The Road of Life (Russian: Доро́га жи́зни, doroga zhizni) was the ice road transport route across the frozen Lake Ladoga, which provided the only access to the besieged city of Leningrad in the winter months during 1941–1944 while the perimeter in the Siege of Leningrad was maintained by the Army Group North and the Finnish forces. The road today forms part of the World Heritage Site Saint Petersburg and Related Groups of Monuments.
The Siege of Leningrad lasted for 29 months from September 8, 1941, to January 27, 1944. The Nazi forces encircled the city together with the Finnish forces. Over one million citizens of Leningrad died from starvation, stress, exposure and bombardments.
The Road of Life began to operate on November 20, 1941 when the first convoy of horse-pulled sleighs brought supplies to the city. Shortly thereafter, the ice road began receiving truck traffic. Via the Road of Life, supplies could be brought into the city, and civilians evacuated to the still Soviet-controlled opposite coast. During the winter 1941–42 the ice line of "Road of Life" operated for 152 days, until April 24.
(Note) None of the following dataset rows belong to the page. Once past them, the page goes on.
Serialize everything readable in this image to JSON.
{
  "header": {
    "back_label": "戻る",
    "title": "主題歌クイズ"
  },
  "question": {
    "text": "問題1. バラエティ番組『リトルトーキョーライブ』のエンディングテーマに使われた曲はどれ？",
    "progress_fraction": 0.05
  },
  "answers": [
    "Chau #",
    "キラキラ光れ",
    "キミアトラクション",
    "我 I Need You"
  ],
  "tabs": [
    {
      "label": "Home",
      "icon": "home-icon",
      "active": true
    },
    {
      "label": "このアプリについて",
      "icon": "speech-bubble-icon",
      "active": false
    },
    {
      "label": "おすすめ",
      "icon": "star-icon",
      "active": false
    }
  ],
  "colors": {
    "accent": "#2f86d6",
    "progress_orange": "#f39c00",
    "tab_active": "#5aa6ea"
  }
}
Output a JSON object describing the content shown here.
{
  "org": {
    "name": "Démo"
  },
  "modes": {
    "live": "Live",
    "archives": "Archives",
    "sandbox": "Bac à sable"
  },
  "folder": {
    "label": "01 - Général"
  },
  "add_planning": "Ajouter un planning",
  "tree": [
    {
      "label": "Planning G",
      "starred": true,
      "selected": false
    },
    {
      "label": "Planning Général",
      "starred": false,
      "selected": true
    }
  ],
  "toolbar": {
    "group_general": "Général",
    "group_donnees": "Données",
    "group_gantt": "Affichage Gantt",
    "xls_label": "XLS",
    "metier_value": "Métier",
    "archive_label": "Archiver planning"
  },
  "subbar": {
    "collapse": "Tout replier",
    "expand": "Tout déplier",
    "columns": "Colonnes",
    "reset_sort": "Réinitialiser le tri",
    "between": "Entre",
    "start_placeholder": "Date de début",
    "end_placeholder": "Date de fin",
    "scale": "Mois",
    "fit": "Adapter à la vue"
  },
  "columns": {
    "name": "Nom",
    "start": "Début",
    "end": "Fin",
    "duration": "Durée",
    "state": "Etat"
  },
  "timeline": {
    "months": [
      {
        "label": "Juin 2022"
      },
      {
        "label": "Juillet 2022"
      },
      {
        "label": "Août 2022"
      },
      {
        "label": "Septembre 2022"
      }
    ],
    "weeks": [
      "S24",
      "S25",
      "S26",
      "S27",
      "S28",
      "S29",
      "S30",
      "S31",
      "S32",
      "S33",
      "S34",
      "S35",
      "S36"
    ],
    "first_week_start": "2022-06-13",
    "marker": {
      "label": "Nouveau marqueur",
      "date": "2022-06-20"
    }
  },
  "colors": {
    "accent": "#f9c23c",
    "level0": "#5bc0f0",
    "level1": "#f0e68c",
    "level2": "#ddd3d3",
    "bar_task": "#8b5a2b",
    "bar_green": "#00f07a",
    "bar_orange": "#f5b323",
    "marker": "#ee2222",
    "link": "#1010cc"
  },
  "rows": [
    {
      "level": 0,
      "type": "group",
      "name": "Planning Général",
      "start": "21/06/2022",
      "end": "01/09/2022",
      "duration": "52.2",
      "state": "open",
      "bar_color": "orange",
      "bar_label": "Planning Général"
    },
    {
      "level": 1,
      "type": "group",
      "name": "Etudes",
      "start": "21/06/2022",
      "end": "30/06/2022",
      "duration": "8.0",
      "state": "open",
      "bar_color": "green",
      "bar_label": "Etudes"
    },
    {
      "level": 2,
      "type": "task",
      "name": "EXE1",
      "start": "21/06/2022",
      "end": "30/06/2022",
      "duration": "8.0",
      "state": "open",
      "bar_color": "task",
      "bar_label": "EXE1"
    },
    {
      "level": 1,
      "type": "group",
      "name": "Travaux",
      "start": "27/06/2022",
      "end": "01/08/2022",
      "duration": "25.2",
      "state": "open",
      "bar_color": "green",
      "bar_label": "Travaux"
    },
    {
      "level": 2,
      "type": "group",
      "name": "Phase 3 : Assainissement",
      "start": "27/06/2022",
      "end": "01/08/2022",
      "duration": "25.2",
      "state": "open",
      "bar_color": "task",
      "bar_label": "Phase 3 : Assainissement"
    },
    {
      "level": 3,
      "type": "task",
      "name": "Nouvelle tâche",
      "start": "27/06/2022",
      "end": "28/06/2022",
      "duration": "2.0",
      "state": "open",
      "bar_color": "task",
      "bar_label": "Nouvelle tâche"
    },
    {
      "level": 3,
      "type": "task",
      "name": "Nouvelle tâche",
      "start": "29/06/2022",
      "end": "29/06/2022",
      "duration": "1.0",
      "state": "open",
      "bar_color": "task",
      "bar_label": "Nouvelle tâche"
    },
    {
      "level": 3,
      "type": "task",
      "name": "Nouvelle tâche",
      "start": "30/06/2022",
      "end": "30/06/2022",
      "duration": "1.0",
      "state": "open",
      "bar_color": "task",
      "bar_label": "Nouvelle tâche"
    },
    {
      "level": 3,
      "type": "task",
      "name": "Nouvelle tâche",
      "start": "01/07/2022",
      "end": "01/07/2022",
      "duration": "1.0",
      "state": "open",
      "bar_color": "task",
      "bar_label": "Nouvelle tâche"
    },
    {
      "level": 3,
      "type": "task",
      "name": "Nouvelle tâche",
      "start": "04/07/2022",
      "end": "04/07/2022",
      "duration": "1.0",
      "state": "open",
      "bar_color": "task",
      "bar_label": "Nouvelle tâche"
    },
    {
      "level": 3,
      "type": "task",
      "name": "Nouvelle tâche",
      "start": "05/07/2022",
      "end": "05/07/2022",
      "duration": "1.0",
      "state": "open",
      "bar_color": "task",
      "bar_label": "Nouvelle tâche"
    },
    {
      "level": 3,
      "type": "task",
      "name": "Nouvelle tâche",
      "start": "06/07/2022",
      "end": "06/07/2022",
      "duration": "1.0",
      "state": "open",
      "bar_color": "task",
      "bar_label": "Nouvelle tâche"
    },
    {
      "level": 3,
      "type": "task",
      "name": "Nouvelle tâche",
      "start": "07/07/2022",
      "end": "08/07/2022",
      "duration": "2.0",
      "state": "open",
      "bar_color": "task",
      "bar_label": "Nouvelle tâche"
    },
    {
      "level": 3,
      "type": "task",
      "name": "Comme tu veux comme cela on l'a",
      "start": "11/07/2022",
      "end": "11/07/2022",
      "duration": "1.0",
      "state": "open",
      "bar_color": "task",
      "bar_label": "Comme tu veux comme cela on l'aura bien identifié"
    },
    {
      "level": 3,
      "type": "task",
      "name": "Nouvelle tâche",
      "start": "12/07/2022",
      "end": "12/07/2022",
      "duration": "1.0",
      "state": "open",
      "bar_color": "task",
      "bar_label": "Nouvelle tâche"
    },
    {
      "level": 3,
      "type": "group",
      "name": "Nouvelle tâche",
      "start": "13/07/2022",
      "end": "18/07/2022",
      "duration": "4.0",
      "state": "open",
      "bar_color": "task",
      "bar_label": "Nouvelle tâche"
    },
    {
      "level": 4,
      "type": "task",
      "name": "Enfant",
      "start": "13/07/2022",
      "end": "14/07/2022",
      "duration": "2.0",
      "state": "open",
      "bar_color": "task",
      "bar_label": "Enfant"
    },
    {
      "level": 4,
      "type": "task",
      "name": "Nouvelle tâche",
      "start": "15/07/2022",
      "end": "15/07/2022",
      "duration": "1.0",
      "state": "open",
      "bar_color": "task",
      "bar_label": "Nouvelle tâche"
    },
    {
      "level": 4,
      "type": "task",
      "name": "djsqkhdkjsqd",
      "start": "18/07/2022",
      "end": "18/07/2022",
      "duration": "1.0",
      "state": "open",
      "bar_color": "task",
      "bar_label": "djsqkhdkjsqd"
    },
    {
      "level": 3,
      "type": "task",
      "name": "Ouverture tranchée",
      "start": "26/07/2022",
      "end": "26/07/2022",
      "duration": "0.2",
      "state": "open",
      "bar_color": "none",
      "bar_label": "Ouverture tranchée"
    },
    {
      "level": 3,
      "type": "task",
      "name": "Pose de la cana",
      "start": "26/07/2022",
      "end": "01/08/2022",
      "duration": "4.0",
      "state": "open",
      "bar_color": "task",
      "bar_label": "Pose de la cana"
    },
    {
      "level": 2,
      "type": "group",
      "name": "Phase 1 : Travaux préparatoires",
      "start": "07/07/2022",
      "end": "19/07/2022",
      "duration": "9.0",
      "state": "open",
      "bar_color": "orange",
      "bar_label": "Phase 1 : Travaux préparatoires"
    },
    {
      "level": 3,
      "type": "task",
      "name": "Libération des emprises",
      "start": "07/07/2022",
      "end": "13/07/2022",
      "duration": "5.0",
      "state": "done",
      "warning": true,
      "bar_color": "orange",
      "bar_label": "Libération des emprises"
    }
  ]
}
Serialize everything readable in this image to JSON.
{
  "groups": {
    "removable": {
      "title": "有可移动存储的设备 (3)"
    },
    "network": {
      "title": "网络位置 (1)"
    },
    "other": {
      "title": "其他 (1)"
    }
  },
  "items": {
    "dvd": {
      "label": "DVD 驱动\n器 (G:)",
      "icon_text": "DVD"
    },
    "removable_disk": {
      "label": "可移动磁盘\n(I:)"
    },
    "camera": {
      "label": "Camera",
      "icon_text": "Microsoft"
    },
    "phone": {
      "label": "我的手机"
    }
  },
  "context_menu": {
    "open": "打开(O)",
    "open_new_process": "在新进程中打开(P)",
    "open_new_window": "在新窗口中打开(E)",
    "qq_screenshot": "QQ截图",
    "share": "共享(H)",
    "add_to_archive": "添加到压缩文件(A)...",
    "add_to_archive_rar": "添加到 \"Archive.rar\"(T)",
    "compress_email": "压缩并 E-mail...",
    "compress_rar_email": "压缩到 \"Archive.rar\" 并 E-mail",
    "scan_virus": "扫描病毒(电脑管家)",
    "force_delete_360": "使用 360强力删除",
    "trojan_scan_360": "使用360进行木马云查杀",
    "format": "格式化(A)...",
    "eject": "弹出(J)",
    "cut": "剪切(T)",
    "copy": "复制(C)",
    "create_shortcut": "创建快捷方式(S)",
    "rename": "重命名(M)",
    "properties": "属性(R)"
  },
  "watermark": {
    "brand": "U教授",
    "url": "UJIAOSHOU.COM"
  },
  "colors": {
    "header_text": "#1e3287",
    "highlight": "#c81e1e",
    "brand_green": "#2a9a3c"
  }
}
About 514,000 city inhabitants, 35,000 wounded soldiers, industrial equipment of 86 plants and factories, and also some art and museum collections were evacuated from Leningrad during the first winter of the blockade. While the road was protected by anti-aircraft artillery on the ice and fighter planes in the air, truck convoys were constantly attacked by German artillery and airplanes, making travel dangerous. Some survivors therefore bitterly recall the route as a "Road of Death".
The total number of people evacuated from the siege of Leningrad through the Road of Life was about 1.3 million, mostly women and children who walked by foot.
During 1942 an oil pipeline ("Artery of Life") via Ladoga lake was built: its length was 29 km, of which 21 km ran under water at depth of 12.5 m.
The steam locomotive at Petrokrepost railway station established in mem...